■ **WORK INSTRUCTIONS**: Your task is to write out the complete listing exactly as it is shown.

■ **EXTRACTED INFORMATION**:
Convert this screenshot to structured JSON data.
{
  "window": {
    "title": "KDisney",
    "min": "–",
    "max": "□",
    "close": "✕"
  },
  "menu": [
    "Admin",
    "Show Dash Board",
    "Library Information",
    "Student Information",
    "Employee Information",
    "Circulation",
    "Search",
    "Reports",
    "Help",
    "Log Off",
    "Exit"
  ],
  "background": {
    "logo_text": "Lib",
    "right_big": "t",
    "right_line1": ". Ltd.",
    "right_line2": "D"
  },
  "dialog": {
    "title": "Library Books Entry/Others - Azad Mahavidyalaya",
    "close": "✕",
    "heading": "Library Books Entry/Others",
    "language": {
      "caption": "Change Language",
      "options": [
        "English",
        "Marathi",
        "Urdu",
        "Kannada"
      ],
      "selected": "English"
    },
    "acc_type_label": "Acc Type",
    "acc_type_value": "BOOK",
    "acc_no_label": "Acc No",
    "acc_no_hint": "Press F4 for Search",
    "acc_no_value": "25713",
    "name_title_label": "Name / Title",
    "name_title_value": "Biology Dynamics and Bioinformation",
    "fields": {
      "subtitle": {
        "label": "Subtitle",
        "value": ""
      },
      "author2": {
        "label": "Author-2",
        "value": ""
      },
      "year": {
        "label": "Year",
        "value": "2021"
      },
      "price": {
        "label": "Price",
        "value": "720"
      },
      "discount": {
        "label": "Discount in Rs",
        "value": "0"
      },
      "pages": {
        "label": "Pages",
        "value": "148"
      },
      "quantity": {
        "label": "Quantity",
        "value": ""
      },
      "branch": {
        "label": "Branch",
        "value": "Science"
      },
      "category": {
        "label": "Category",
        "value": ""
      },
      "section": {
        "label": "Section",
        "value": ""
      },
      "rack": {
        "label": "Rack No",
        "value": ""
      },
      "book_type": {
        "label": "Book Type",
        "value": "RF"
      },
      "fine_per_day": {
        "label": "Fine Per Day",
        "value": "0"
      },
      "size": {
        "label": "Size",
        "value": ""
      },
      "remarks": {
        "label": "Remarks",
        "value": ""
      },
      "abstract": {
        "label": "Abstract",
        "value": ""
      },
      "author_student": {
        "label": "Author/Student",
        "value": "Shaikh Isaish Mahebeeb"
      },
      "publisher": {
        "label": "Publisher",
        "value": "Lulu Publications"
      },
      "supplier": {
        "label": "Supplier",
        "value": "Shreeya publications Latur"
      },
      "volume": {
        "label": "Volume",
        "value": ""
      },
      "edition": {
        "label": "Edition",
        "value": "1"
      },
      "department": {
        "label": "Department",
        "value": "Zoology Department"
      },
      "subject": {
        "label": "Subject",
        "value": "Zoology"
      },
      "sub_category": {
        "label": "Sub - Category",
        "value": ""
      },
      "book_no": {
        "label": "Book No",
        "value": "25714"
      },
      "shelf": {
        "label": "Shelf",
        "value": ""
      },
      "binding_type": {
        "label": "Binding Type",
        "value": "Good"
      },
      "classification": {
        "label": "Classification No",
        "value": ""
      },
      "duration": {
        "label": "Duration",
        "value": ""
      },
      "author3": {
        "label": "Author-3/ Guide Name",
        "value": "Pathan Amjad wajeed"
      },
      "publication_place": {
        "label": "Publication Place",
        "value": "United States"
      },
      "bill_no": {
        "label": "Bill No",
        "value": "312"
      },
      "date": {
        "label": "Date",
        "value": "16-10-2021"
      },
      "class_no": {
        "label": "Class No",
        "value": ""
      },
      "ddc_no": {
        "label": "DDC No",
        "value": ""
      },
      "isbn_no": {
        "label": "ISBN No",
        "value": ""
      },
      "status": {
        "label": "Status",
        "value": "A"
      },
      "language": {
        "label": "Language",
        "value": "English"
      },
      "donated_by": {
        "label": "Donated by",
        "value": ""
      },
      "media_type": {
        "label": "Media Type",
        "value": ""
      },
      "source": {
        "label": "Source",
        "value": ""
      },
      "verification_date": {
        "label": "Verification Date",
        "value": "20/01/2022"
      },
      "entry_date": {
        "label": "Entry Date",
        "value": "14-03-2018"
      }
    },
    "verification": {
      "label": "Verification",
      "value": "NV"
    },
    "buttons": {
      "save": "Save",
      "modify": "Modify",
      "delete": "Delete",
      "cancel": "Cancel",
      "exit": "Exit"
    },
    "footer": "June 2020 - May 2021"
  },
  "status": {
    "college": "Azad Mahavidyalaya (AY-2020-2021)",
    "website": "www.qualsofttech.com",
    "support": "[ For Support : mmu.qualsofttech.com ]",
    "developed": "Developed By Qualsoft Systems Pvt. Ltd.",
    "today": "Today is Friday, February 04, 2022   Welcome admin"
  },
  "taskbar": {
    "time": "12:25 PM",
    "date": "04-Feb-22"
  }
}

■ **ANSWER FOR THE TASK**:
Convert this screenshot to structured JSON data.
{
  "window": {
    "title": "KDisney",
    "min": "–",
    "max": "□",
    "close": "✕"
  },
  "menu": [
    "Admin",
    "Show Dash Board",
    "Library Information",
    "Student Information",
    "Employee Information",
    "Circulation",
    "Search",
    "Reports",
    "Help",
    "Log Off",
    "Exit"
  ],
  "background": {
    "logo_text": "Lib",
    "right_big": "t",
    "right_line1": ". Ltd.",
    "right_line2": "D"
  },
  "dialog": {
    "title": "Library Books Entry/Others - Azad Mahavidyalaya",
    "close": "✕",
    "heading": "Library Books Entry/Others",
    "language": {
      "caption": "Change Language",
      "options": [
        "English",
        "Marathi",
        "Urdu",
        "Kannada"
      ],
      "selected": "English"
    },
    "acc_type_label": "Acc Type",
    "acc_type_value": "BOOK",
    "acc_no_label": "Acc No",
    "acc_no_hint": "Press F4 for Search",
    "acc_no_value": "25713",
    "name_title_label": "Name / Title",
    "name_title_value": "Biology Dynamics and Bioinformation",
    "fields": {
      "subtitle": {
        "label": "Subtitle",
        "value": ""
      },
      "author2": {
        "label": "Author-2",
        "value": ""
      },
      "year": {
        "label": "Year",
        "value": "2021"
      },
      "price": {
        "label": "Price",
        "value": "720"
      },
      "discount": {
        "label": "Discount in Rs",
        "value": "0"
      },
      "pages": {
        "label": "Pages",
        "value": "148"
      },
      "quantity": {
        "label": "Quantity",
        "value": ""
      },
      "branch": {
        "label": "Branch",
        "value": "Science"
      },
      "category": {
        "label": "Category",
        "value": ""
      },
      "section": {
        "label": "Section",
        "value": ""
      },
      "rack": {
        "label": "Rack No",
        "value": ""
      },
      "book_type": {
        "label": "Book Type",
        "value": "RF"
      },
      "fine_per_day": {
        "label": "Fine Per Day",
        "value": "0"
      },
      "size": {
        "label": "Size",
        "value": ""
      },
      "remarks": {
        "label": "Remarks",
        "value": ""
      },
      "abstract": {
        "label": "Abstract",
        "value": ""
      },
      "author_student": {
        "label": "Author/Student",
        "value": "Shaikh Isaish Mahebeeb"
      },
      "publisher": {
        "label": "Publisher",
        "value": "Lulu Publications"
      },
      "supplier": {
        "label": "Supplier",
        "value": "Shreeya publications Latur"
      },
      "volume": {
        "label": "Volume",
        "value": ""
      },
      "edition": {
        "label": "Edition",
        "value": "1"
      },
      "department": {
        "label": "Department",
        "value": "Zoology Department"
      },
      "subject": {
        "label": "Subject",
        "value": "Zoology"
      },
      "sub_category": {
        "label": "Sub - Category",
        "value": ""
      },
      "book_no": {
        "label": "Book No",
        "value": "25714"
      },
      "shelf": {
        "label": "Shelf",
        "value": ""
      },
      "binding_type": {
        "label": "Binding Type",
        "value": "Good"
      },
      "classification": {
        "label": "Classification No",
        "value": ""
      },
      "duration": {
        "label": "Duration",
        "value": ""
      },
      "author3": {
        "label": "Author-3/ Guide Name",
        "value": "Pathan Amjad wajeed"
      },
      "publication_place": {
        "label": "Publication Place",
        "value": "United States"
      },
      "bill_no": {
        "label": "Bill No",
        "value": "312"
      },
      "date": {
        "label": "Date",
        "value": "16-10-2021"
      },
      "class_no": {
        "label": "Class No",
        "value": ""
      },
      "ddc_no": {
        "label": "DDC No",
        "value": ""
      },
      "isbn_no": {
        "label": "ISBN No",
        "value": ""
      },
      "status": {
        "label": "Status",
        "value": "A"
      },
      "language": {
        "label": "Language",
        "value": "English"
      },
      "donated_by": {
        "label": "Donated by",
        "value": ""
      },
      "media_type": {
        "label": "Media Type",
        "value": ""
      },
      "source": {
        "label": "Source",
        "value": ""
      },
      "verification_date": {
        "label": "Verification Date",
        "value": "20/01/2022"
      },
      "entry_date": {
        "label": "Entry Date",
        "value": "14-03-2018"
      }
    },
    "verification": {
      "label": "Verification",
      "value": "NV"
    },
    "buttons": {
      "save": "Save",
      "modify": "Modify",
      "delete": "Delete",
      "cancel": "Cancel",
      "exit": "Exit"
    },
    "footer": "June 2020 - May 2021"
  },
  "status": {
    "college": "Azad Mahavidyalaya (AY-2020-2021)",
    "website": "www.qualsofttech.com",
    "support": "[ For Support : mmu.qualsofttech.com ]",
    "developed": "Developed By Qualsoft Systems Pvt. Ltd.",
    "today": "Today is Friday, February 04, 2022   Welcome admin"
  },
  "taskbar": {
    "time": "12:25 PM",
    "date": "04-Feb-22"
  }
}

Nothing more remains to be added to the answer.